All locations in Malta
20 minutes before start time
We’ll start our day by heading to Cirkewwa Terminal to board the Gozo Ferry to our sister island Gozo.
We will arrive at the Mgarr Port in Gozo and start making our way to the first stop in Gozo
Ġgantija is a megalithic temple complex from the Neolithic era, on the Mediterranean island of Gozo in Malta. The Ġgantija temples are the earliest of the Megalithic Temples of Malta and are older than the pyramids of Egypt.
Calypso’s Cave, located in the heart of Gozo’s stunning village of Xagħra, is an ideal location to spend some time unwinding and taking in some of Malta’s interesting history. Be prepared for some spectacular sights of the red sand, and the ruins of a fortification built by the Knights of Malta.
The Saltpans in Gozo’s northerly coast just up from Marsalforn are a transfixing landmark and of vital importance, upholding an ancient trade and skill, whilst harvesting one of Gozo’s important natural raw materials – Salt.
Dwejra, with its dramatic coastal formations and sea spilling over the rocks, is a magical attraction. Here you can swim in the spectacular deep sea of the bay, in the calm shallows of the inland sea or in the foamy waters around the Blue Hole – one of Gozo’s top dive-sites.
The Ta’ Dbieġi crafts village is the oldest Crafts Village on the island of Gozo and is located within the tranquil village of Għarb. Set at the foot of Gozo’s natural highest point, historically, it served as soldiers’ quarters for the British military service, the Ta’ Dbieġi crafts village, is spread over an area of more than 6,500 sqm of lush gardens. It now boasts high quality craftsmanship which can be enjoyed on a daily basis and is a must for those seeking quality products manufactured on site by highly qualified artisans. It offers a unique opportunity to observe the artisan at work and the Village also hosts amenities such as access to Wi-Fi and a restaurant. It is a destination one would not want to miss.
Ix-Xlendi Bay is a popular swimming, snorkelling and diving spot. There is a small sandy beach leading into shallow waters perfect for young and old, while for the more adventurous it is deslightful to swim and snorkel in deeper water off the long stretch of rocks bordering the beach.
Victoria (also known as Rabat) is the capital of Gozo Island, in Malta. It’s known for its medieval Citadel, with fortified walls. Within the Citadel, the Gran Castello Historic House is a folklore museum. Gozo Museum of Archaeology has prehistoric stone sculptures. Gozo Cathedral, with a richly painted ceiling, dates to the baroque era. Walls at the 16th-century Old Prison are covered in etchings by former inmates.

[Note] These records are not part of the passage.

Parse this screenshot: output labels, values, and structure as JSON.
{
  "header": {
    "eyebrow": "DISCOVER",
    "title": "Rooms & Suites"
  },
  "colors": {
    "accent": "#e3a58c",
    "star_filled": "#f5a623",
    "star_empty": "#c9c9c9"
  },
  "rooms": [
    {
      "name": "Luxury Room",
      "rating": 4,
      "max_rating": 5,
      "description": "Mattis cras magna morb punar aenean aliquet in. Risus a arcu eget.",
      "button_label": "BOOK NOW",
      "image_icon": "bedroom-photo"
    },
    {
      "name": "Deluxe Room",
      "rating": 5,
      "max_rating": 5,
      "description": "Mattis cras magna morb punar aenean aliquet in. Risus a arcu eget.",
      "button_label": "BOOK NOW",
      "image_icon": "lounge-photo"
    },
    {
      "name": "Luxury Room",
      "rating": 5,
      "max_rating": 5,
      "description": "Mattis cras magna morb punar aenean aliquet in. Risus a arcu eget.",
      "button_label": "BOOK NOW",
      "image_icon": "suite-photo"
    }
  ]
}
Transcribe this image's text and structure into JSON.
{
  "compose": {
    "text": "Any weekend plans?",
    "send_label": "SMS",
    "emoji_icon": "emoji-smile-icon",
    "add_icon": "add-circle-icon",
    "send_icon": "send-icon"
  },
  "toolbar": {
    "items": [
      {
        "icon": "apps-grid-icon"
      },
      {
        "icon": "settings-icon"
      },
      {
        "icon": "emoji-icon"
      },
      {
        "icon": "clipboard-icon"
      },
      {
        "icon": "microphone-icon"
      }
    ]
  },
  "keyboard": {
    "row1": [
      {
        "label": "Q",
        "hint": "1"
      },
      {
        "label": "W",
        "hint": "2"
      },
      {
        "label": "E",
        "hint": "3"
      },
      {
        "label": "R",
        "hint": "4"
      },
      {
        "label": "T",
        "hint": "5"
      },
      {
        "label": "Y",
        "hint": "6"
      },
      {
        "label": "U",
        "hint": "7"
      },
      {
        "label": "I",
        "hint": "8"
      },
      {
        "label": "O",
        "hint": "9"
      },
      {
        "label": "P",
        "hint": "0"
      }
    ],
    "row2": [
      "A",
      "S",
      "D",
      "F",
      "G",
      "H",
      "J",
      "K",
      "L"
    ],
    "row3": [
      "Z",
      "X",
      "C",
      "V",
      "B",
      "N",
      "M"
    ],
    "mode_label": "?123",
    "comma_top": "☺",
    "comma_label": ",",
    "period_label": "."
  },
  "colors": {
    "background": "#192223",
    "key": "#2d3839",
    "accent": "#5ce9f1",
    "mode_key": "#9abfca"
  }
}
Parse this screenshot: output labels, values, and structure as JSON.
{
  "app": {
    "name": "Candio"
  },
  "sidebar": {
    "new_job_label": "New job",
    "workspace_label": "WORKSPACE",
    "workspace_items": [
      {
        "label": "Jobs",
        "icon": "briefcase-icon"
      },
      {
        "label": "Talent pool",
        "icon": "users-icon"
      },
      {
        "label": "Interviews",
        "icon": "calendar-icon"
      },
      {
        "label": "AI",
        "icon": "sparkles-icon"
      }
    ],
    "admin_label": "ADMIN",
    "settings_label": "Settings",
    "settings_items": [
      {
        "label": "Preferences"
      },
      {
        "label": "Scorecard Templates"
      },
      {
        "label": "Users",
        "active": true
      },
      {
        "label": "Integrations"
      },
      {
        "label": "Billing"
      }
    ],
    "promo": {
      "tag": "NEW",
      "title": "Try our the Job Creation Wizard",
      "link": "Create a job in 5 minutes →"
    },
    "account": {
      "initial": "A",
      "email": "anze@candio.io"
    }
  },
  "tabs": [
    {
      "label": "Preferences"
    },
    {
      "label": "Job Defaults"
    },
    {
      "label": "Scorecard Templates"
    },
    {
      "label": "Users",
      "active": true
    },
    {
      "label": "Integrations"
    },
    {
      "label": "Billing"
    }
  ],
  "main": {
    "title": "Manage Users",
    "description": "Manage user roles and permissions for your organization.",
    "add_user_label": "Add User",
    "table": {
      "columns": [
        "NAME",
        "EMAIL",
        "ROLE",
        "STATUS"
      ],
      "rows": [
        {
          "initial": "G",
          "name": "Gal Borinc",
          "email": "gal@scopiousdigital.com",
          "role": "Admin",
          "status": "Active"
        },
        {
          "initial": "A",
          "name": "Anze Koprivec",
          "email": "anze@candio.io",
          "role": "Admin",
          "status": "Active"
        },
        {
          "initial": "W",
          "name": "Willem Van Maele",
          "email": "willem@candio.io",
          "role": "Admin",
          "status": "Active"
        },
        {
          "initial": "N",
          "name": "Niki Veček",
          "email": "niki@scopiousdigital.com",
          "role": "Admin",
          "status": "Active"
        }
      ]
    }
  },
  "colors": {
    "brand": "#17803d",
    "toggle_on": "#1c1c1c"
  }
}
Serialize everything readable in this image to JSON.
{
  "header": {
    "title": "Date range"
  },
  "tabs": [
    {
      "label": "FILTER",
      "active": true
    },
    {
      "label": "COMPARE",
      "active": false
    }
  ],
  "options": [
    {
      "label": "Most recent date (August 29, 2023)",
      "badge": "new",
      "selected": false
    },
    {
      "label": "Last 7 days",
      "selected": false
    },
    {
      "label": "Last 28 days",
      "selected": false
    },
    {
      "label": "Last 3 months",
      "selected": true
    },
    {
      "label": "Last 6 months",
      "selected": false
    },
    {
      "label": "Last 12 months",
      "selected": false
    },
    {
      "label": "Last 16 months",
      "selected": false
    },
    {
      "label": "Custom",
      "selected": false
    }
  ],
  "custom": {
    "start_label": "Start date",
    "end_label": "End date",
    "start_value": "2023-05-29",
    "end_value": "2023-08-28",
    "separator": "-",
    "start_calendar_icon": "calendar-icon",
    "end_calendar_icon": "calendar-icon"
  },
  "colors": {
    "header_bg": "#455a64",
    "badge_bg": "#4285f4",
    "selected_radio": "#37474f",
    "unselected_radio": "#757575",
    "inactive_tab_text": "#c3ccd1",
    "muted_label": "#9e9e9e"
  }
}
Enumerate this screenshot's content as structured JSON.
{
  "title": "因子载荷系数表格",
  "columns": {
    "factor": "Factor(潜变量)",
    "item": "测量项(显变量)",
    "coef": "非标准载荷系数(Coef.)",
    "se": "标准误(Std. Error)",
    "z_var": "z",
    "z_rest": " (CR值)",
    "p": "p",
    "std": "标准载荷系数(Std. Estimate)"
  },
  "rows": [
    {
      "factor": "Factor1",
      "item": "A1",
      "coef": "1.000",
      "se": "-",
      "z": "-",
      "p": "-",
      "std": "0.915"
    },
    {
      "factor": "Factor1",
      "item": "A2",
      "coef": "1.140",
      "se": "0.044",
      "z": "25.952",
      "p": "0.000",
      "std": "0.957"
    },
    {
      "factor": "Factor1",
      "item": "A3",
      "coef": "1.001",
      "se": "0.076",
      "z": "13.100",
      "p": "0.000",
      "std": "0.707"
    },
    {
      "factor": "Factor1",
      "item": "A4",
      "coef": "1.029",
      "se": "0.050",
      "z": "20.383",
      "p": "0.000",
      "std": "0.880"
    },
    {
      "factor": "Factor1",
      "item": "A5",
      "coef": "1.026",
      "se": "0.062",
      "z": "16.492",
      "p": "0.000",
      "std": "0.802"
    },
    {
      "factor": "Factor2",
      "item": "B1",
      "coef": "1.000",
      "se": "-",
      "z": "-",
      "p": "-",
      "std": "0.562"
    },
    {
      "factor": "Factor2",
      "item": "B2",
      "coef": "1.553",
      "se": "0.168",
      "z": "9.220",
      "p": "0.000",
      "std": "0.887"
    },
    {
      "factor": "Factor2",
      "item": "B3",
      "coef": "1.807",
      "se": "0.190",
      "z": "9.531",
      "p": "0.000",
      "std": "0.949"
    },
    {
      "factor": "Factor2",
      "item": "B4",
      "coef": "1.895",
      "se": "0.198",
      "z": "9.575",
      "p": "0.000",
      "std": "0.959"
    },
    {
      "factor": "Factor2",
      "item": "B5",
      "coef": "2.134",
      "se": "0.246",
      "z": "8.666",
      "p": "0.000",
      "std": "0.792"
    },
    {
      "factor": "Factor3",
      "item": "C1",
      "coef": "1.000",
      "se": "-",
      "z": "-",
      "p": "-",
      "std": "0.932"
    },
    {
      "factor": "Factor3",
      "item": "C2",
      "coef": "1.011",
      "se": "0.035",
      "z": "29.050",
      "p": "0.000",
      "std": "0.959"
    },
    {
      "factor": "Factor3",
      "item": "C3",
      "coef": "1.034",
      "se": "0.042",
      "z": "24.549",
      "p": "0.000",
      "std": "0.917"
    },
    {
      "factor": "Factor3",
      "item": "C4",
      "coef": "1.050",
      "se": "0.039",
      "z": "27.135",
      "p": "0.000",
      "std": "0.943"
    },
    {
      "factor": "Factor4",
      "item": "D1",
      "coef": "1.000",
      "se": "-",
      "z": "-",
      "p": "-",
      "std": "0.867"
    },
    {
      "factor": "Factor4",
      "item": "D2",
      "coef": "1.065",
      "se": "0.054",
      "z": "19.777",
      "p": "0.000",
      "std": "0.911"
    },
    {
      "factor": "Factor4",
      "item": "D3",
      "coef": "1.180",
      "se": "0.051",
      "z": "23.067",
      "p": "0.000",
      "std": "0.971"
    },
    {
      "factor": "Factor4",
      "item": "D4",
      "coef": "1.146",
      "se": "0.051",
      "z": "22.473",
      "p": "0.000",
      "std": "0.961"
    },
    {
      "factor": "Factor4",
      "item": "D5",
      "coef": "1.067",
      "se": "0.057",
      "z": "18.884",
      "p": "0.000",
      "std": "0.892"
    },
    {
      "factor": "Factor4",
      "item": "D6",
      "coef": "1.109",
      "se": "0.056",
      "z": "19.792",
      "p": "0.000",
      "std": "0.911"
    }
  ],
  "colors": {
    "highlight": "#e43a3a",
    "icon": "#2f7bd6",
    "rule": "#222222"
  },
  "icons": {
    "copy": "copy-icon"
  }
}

The Cittadella, also known as the Castello, is the citadel of Victoria on the island of Gozo, Malta. The area has been inhabited since the Bronze Age, and the site now occupied by the Cittadella is believed to have been the acropolis of the Punic-Roman city of Gaulos or Glauconis Civitas.